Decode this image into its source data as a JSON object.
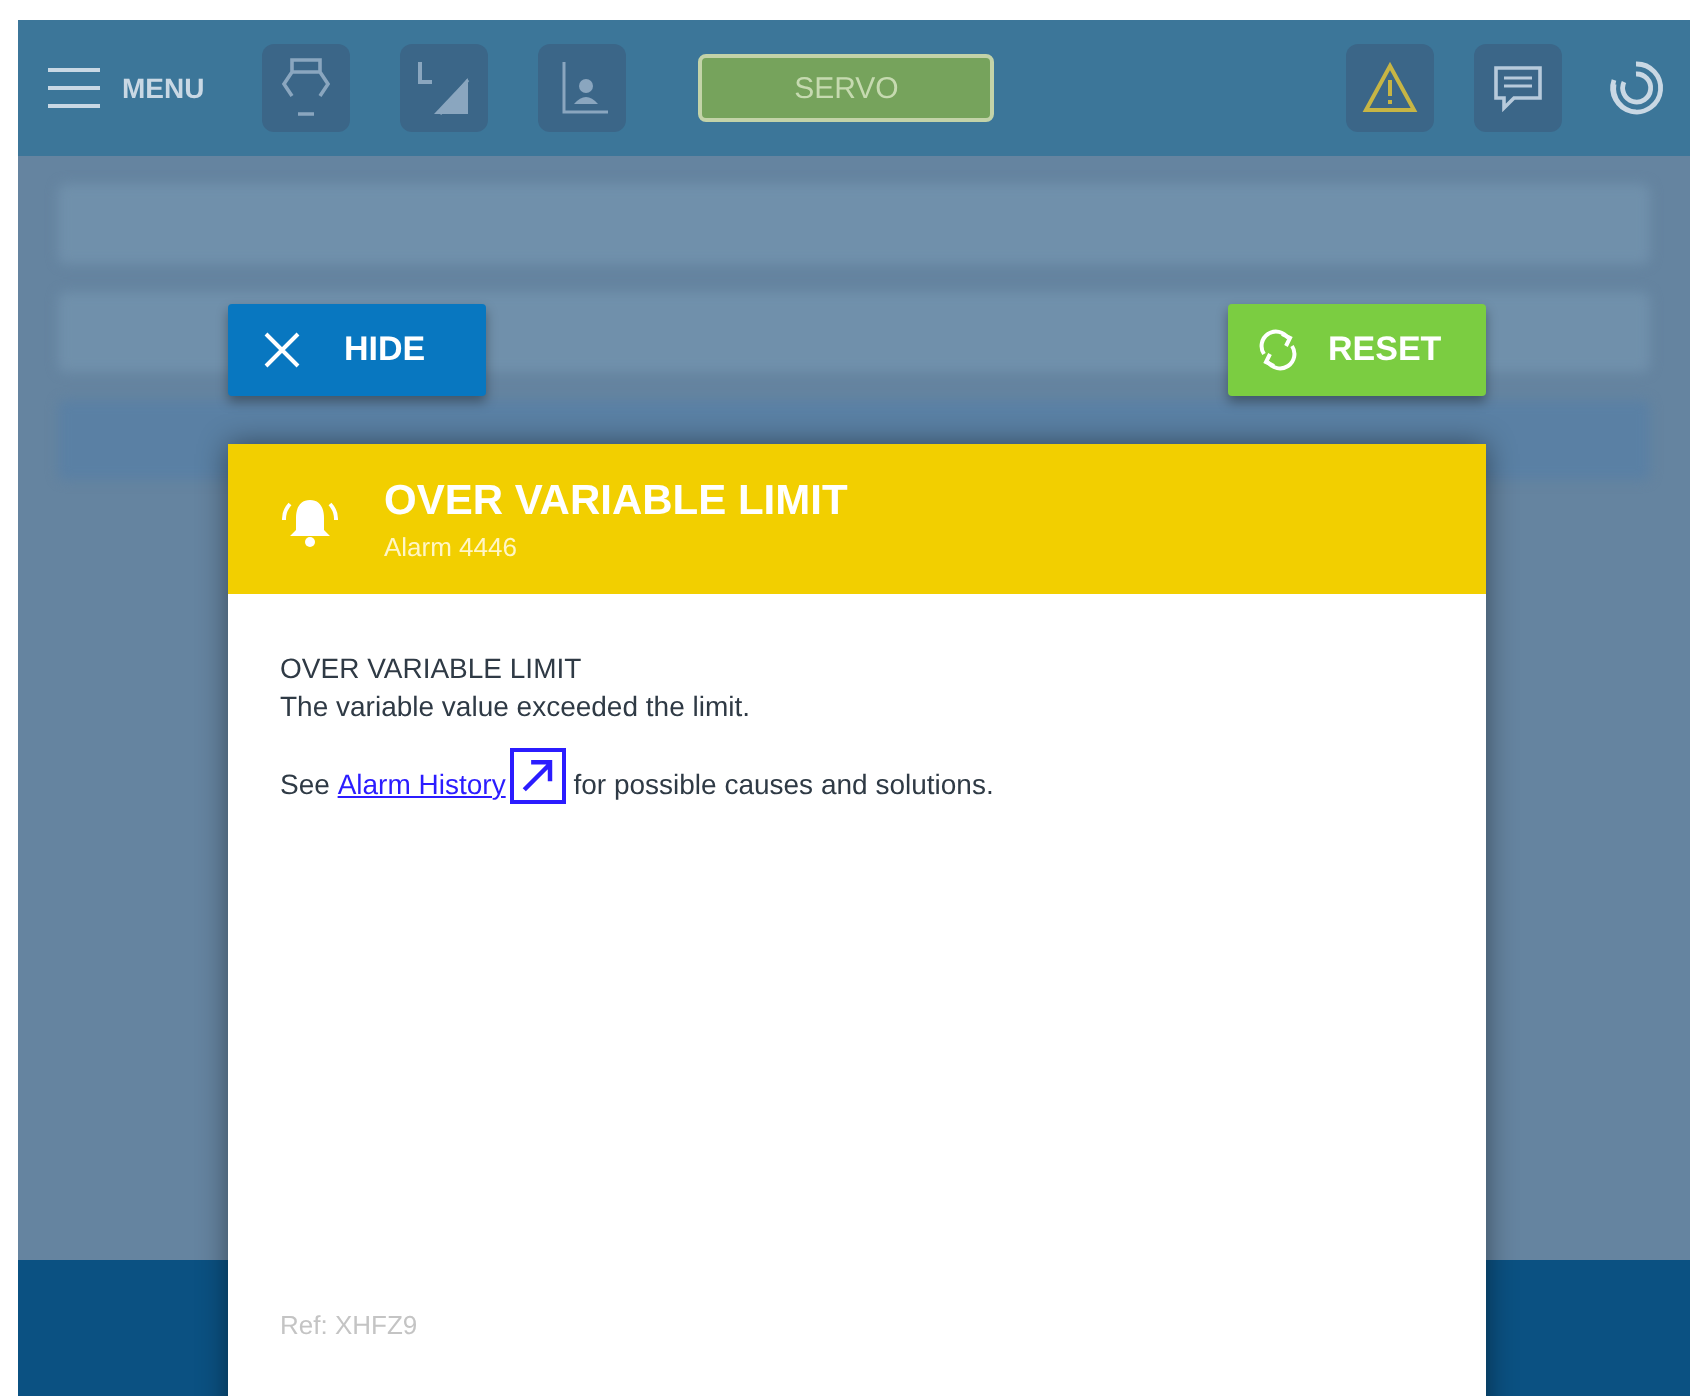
{
  "top_bar": {
    "menu_label": "MENU",
    "servo_label": "SERVO"
  },
  "dialog": {
    "hide_label": "HIDE",
    "reset_label": "RESET",
    "title": "OVER VARIABLE LIMIT",
    "subtitle": "Alarm 4446",
    "message_title": "OVER VARIABLE LIMIT",
    "message": "The variable value exceeded the limit.",
    "see_prefix": "See",
    "link": "Alarm History",
    "see_suffix": "for possible causes and solutions.",
    "ref": "Ref: XHFZ9"
  }
}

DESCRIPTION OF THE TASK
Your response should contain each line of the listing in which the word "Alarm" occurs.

WRITTEN ANSWER
    "subtitle": "Alarm 4446",
    "link": "Alarm History",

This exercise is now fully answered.